### Work item
Exactly and only the lines below from the one containing "Read all visible content and emit it as JSON." down to the one containing "Output a JSON" are wanted, both included; please exclude every picture.

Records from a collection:
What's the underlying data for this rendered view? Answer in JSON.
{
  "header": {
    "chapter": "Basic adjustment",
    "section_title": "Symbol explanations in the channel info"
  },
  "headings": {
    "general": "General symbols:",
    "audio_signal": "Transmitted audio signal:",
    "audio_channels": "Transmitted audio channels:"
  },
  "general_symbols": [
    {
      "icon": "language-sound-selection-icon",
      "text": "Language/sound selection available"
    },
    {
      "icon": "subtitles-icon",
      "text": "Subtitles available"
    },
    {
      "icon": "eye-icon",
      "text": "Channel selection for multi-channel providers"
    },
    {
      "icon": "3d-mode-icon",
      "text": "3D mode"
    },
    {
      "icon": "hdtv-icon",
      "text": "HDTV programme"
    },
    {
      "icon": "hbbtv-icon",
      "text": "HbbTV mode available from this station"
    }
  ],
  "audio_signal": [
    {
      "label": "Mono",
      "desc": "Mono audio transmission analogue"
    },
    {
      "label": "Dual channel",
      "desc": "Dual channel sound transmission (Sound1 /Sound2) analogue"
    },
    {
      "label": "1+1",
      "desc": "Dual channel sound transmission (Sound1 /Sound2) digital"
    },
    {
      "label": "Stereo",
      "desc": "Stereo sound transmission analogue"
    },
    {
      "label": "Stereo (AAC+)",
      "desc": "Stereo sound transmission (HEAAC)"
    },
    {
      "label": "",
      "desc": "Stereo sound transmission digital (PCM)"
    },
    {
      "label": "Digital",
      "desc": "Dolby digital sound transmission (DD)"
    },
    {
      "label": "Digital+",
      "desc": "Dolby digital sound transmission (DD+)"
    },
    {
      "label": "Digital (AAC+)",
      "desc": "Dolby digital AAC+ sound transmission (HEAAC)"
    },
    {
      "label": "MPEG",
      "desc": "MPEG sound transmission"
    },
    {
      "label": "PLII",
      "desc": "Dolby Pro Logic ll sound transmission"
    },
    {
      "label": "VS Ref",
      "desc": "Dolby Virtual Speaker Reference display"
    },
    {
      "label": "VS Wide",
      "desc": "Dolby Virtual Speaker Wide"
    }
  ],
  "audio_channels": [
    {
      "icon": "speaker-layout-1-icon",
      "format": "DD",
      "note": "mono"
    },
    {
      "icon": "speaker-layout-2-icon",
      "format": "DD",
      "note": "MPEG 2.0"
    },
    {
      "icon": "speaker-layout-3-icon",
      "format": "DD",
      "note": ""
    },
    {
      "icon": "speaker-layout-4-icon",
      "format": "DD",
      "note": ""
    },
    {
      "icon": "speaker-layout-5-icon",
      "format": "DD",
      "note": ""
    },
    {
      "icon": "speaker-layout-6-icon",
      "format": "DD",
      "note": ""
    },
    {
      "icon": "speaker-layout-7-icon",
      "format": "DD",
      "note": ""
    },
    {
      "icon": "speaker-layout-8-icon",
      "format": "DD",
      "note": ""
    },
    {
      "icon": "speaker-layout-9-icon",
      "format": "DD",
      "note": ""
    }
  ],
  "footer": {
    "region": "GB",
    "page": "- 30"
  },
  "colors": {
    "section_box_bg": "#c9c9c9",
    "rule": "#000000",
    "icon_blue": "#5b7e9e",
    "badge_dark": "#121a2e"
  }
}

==

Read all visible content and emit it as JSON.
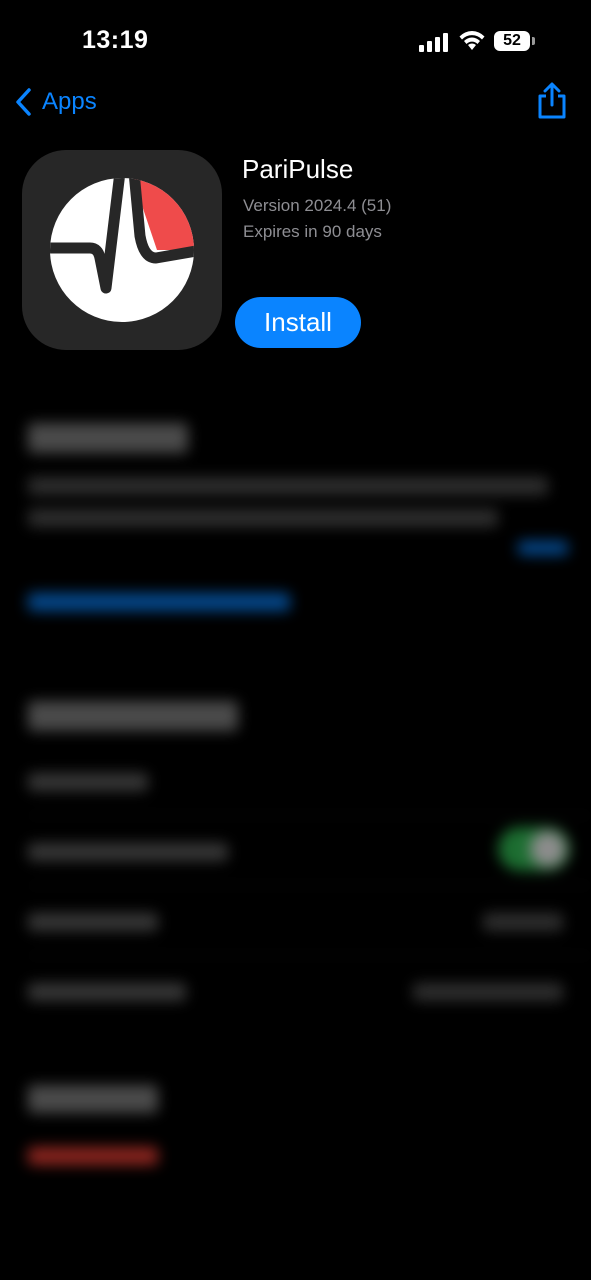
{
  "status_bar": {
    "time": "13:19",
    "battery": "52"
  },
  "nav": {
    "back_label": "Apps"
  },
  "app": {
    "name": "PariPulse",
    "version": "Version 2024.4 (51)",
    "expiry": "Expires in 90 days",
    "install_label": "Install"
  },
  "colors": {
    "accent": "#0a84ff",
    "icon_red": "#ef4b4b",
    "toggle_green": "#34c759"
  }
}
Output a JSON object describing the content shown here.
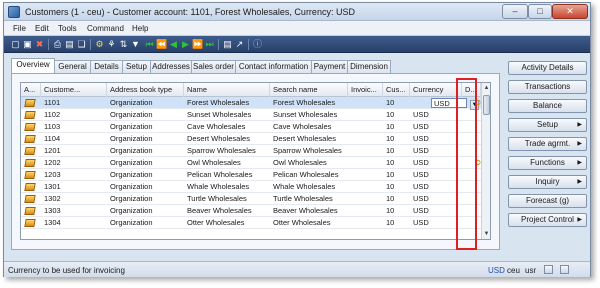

### Reply to the task
Read all visible content and emit it as JSON.
{
  "status_bar": {
    "time": "13:19",
    "battery": "52"
  },
  "nav": {
    "back_label": "Apps"
  },
  "app": {
    "name": "PariPulse",
    "version": "Version 2024.4 (51)",
    "expiry": "Expires in 90 days",
    "install_label": "Install"
  },
  "colors": {
    "accent": "#0a84ff",
    "icon_red": "#ef4b4b",
    "toggle_green": "#34c759"
  }
}
Output a JSON object describing the content shown here.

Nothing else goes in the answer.